His real name was Emmanuel Sadriadis; I must write it down before it fades like distant memory. For some reason, he went by “Mike” to the world, that is, the small town outside the window of his shop, Mike’s TV VCR & Stereo Service. We called him “Mr. Mike,” until we learned his real name. My husband knew him, having been a part of the town’s fabric for much longer than I. I met him thanks to a faulty cooling fan in my Fischer amplifier; he deftly took apart the machine, lovingly cleaned it, and monsterized it with a too-large fan. Upon powering up, it sounded like a twin-engine aircraft that worked for a time and for which I was grateful. Our relationship continued, particularly into his increasing age and declining health; his shop, across the street from my office and I would check on him. He, on the other hand, would yell his love through angry words of caring to which I responded in kind, confusing my co-workers.One day he wasn’t there, whisked in the night to a city hospital. We took flight as soon as wings were available to drive at break-neck speeds northward, then westward, into the labyrinth of city streets to the hospital where he lay, unmoving, barely there. We claimed kinship and stayed for a while, praying, but signed the visitor’s log with truth. He survived, and showed his love with less yelling, but the same old Mr. Mike vinegar upon which we loved to sup, taking in his Greek flavors with the joy of those who wanted more from life. Another day, a week, and he wasn’t there, this time gone for good: the suit of his skin, found by a friend; his soul, gone forward. That, now some eight years past or more, yet I still think of him, missing his angry words of caring in a world that would never understand.
The same little town was flanked on each end by liquor store mini-marts, outside of which there circled a never-ending parade of characters who filled the streets with stories. By sitting in the parking lot of either, or both, one could learn who owed who, who slept with who, who got picked up this week, and who would be out by the next. Mr. Shah’s store, known by strangers as Beverage Mart, held court over our end of town; by 3pm each day, a confetti of candy wrappers, empty Hugs bottles, and 25-cent chip bags littered the pathways of school children. Mr. Shah was king of cool beverages and no-credit-extended; he stood behind the counter, chewing fresh ginger root, puffing invisible clouds of desired health on each customer. He greeted us with a smile and a story whenever we waded through the crowd of 40-ouncers to request a little treat off his protected back-shelves. I stopped in for such a goodie one day to find him not there; his partner told me that he had left, his soul, gone forward. I left the few coins of change on the counter but took salty tears home with me instead.
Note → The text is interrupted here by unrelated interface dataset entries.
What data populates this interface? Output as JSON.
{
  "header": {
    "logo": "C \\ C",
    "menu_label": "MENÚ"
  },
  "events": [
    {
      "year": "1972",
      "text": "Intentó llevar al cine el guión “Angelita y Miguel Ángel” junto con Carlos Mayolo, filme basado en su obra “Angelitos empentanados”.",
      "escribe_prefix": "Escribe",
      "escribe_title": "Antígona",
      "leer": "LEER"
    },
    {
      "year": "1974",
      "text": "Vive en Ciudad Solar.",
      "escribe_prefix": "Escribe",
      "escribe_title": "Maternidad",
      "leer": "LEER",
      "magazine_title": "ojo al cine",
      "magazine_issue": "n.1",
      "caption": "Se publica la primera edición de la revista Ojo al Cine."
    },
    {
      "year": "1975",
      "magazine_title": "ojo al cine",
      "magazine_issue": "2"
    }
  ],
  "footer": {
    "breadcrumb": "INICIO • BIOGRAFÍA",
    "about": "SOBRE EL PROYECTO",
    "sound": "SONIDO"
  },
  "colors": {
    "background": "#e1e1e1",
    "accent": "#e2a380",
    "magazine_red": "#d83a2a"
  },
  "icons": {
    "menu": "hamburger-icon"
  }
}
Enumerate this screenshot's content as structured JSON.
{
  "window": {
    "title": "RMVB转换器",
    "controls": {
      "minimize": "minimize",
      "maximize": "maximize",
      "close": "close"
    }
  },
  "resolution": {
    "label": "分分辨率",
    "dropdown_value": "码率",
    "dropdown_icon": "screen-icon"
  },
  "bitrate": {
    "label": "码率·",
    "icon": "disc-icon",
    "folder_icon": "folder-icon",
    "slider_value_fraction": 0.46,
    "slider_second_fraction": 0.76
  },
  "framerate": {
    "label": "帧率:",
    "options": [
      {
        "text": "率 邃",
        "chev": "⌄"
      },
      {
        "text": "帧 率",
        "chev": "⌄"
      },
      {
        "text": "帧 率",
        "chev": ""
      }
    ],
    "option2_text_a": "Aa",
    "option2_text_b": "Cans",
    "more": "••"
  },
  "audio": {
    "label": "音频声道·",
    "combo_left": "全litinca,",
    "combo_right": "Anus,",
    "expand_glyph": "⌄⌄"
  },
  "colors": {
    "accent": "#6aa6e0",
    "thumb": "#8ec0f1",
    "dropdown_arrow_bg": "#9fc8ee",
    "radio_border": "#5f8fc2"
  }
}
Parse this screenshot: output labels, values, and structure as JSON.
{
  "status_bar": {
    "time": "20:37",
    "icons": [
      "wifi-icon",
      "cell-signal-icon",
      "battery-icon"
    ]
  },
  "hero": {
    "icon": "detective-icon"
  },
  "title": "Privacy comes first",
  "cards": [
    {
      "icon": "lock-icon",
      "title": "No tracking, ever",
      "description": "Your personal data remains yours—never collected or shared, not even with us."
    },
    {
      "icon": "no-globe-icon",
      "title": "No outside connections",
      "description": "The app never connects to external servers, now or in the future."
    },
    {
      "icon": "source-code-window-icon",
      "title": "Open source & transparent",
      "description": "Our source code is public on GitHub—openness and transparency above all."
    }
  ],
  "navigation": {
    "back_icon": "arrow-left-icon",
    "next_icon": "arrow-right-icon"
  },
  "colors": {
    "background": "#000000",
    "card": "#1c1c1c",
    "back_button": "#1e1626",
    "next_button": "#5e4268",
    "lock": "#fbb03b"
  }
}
What remains is a framed photo of him on the wall behind the counter; from it, he looks down on customers and workers alike–some of whom are family and others, like us, claim the honor like play cousins–with an expression of softness that rarely appeared when he was standing there behind that same counter himself, just a few minutes prior. We came there, we thought, out of convenience when we moved to Southern California but in the end discovered it had been ordained. It took a few trips into the shop to figure out that it–Met’s Valero–was named after this grizzled man, whose 7:30 shadow would be envied by those in Hollywood who used make-up for his natural effect, whose name was Metri (or Mitri…we said it, never spelled it, our acquaintance being that of talking, laughing, and living rather than writing). His Middle-Eastern accent was like music, his occasional outburst of profanity having a lilting melodic quality that made them endearing. A visit for gasoline, a car repair, or smog check was always greeted with a big toothy grin and a shout of “Hello, baby; how you?” or “Hey, boy!” that from anyone else would require a resounding correction. Once when leaving my car off for repair I realized I’d left my lunch in it; as I turned to get it, Mitri came over, concerned. When I told him what I’d done, he threw up both hands and said loudly, “I ate it!” to indicate that if I’d left it in the car, he would have taken care of the meal for me. One day after that, my husband’s car was in for repair and we’d not gotten the customary call from Nidal or Sal telling us to come retrieve it; a call revealed the worst: Mitri had left, his soul, gone forward. As play cousins who were not Middle Eastern, we didn’t have the words, Arabic, English, or otherwise; we took a box of food and our tears, mourning. I drove by the other day and saw Mitri’s Honda parked out front and for a moment I wanted to stop, to hear his voice; remembering that now his wife sat at the counter instead, I continued on, followed closely by my sadness.
*Biomythography: “combining elements of history, biography and myth.” The term was created by the writer, poet, and warrior Audre Lorde in her book Zami: A New Spelling of My Name which I just finished reading. The term is one I hope to borrow from time to time but it fit perfectly here because my brain had been knitting together stories of people with whom we have had relationship who left us, suddenly. The three men in each of the stories above were real and I offer these short vignettes as brief biographies of each; my memories of them include a bit of history and myth. They will now live on forever on the wings of the Interwebs, like the celluloid actors of old.